Liveblog — Penn football vs. Cornell

Will Penn football win its third outright Ivy League title in four years? It all comes down to today's season finale in Ithaca, N.Y., where senior quarterback Andrew Holland will make his first and only career start for the Quakers (5-4, 5-1 Ivy) in place of injured QB Billy Ragone. Opposing him will be Jeff Mathews of Cornell (4-5, 2-4), who set an Ancient Eight record for passing yards against the Red and Blue a season ago at Franklin Field. Sports Editor Mike Wisniewski and staff writer Steven Jaffe bring you the action live:

This Week on 33rd Street: Nov. 16

Previewing our final Penn football game of the season, Senior Sports Ed. Megan Soisson, football writer John Phillips and I break down the Quakers' 30-21 win over Harvard (see story) and debate whether or not that momentum will carry over into Saturday's bout against Cornell in Ithaca with an outright Ivy League title on the line:

Three Up, Three Down: Cornell Edition

Breaking down last week’s Three Up Three Down is simple: the ups were right and the downs were wrong. That’s because the Quakers had to be on the up and up in every way to beat Harvard and they were. I predicted they’d be flagged a lot, struggle on third downs and struggle in the running game. They weren't, and they didn’t.

At least I nailed the positives, of which there were so many for Penn last week. Dave Twamley came up with another interception and Conner Scott had a few big catches, including a touchdown. And attendance was even pretty respectable. So who’ll be up and who’ll be down at Cornell?

Three Up —

Andrew Holland: This is Holland’s time to shine, and he couldn’t ask for a better setup for success. He’s going up against the Ivy League’s worst pass defense and looked more than tolerable under center in the final quarter against Harvard, throwing the dagger touchdown to Mitchell King. Up is better than backup, and Holland will get his moment.

Steve Lias: In his final collegiate game, Lias should keep up the stellar linebacker play of the last couple of weeks. Penn linebackers combined for six tackles for a loss and two sacks last week. Against Cornell’s mediocre offensive line, Lias and the rest of this linebacking corps should go out on top.

Continue reading

Ivy papers predict this weekend’s games

Each week, sports writers and editors from each Ivy paper are submitting their picks for the weekend's Ivy matchups. This weekend there are just two, but that didn't stop us from nearly unanimously picking a Cornell win over Yale and a Harvard win over Brown.

Friday's paper has the abridged version, but the full reasoning behind the choices are listed after the jump.

Continue reading

Turn Back the Clock: The last Turkey Bowl

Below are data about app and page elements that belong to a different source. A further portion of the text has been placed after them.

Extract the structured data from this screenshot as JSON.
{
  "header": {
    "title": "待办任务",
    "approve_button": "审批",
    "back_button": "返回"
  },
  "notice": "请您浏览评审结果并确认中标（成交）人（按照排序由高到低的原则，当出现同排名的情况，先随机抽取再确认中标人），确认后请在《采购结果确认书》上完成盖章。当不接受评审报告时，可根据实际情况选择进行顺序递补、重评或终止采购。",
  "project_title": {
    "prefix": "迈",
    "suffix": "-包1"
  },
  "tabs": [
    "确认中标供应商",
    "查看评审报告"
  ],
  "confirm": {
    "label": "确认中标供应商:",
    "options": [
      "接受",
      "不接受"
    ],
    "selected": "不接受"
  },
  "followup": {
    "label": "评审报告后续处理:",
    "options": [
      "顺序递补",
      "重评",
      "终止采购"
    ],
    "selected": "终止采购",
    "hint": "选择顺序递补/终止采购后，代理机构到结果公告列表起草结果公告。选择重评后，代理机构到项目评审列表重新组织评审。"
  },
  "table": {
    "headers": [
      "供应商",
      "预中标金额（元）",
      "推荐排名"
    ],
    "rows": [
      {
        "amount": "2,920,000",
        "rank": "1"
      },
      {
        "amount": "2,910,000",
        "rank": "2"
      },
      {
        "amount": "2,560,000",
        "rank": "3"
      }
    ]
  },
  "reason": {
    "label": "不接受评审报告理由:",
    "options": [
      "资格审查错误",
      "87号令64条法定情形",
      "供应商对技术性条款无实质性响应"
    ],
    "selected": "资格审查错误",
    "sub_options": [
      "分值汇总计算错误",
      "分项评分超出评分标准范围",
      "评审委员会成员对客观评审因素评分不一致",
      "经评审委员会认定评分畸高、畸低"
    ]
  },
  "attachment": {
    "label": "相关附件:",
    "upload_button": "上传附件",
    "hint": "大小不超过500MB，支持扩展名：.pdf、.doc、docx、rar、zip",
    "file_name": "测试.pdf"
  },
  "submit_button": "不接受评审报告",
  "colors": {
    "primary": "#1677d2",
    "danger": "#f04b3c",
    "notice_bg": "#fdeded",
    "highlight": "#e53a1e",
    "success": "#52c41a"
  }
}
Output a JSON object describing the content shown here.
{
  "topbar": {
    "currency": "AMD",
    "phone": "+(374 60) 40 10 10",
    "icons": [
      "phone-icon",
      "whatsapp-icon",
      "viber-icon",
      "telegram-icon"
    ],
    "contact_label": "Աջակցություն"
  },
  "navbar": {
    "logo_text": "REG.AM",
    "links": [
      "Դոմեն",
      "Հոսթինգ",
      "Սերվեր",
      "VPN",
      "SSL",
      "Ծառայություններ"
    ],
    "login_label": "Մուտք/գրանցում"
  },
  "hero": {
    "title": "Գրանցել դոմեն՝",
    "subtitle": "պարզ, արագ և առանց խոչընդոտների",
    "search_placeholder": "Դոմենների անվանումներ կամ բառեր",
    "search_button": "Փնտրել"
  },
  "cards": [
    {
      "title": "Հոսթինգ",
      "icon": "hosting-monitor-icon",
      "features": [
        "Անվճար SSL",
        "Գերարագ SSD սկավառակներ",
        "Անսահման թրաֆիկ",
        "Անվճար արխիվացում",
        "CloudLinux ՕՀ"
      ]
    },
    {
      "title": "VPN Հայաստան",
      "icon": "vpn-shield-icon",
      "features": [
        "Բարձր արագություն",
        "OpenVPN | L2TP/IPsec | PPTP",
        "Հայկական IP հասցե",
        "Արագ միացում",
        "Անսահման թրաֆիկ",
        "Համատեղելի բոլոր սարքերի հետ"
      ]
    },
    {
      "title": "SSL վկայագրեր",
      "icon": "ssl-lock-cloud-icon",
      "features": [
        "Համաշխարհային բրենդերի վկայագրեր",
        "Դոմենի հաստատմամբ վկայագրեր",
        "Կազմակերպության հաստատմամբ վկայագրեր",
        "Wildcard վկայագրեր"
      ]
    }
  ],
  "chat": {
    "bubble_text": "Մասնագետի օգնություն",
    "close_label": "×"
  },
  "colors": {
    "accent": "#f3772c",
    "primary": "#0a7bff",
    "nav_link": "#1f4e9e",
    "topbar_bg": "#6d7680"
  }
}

The Red and Blue finished up their disappointing season in the Ivy League on Saturday with a 48-38 loss to Cornell at Franklin Field — Penn’s first loss to the Big Red since 2006. In their history, the Quakers have played Cornell more than any other opponent, and the series is the third most-played in the Ancient Eight, behind only Princeton-Yale and "The Game" of Harvard-Yale. On the eve of the Thanksgiving holiday, this week’s segment will take a look back at the historic series and turn back the clock to Penn’s last Thanksgiving Day football game.

On this day in Penn sports history …

November 23, 1989: For the 59th time, but the first since 1965, the Quakers and the Big Red met on Thanksgiving Day. The history of the Penn-Cornell Turkey Bowl goes back long before the Ivy League was even conceived. The teams first met on the holiday in 1895 in Franklin Field’s inaugural season. From that year until 1938, the game was played every Thanksgiving in Philadelphia, as the college football-crazed town came out in large numbers for the game and Franklin Field could hold far more people than the Big Red’s home stadium. After a brief three-year hiatus, the game was picked up again in 1942 and was played on the holiday 17 times between then and 1965. The likely end to tradition was Cornell’s desire to play Penn at home. The first game to be played in Ithaca, N.Y., was the 71st meeting in the series in 1964, and since then, Penn and Cornell have alternated hosting the game each year. But for one season, in 1989, the tradition was resurrected. Continue reading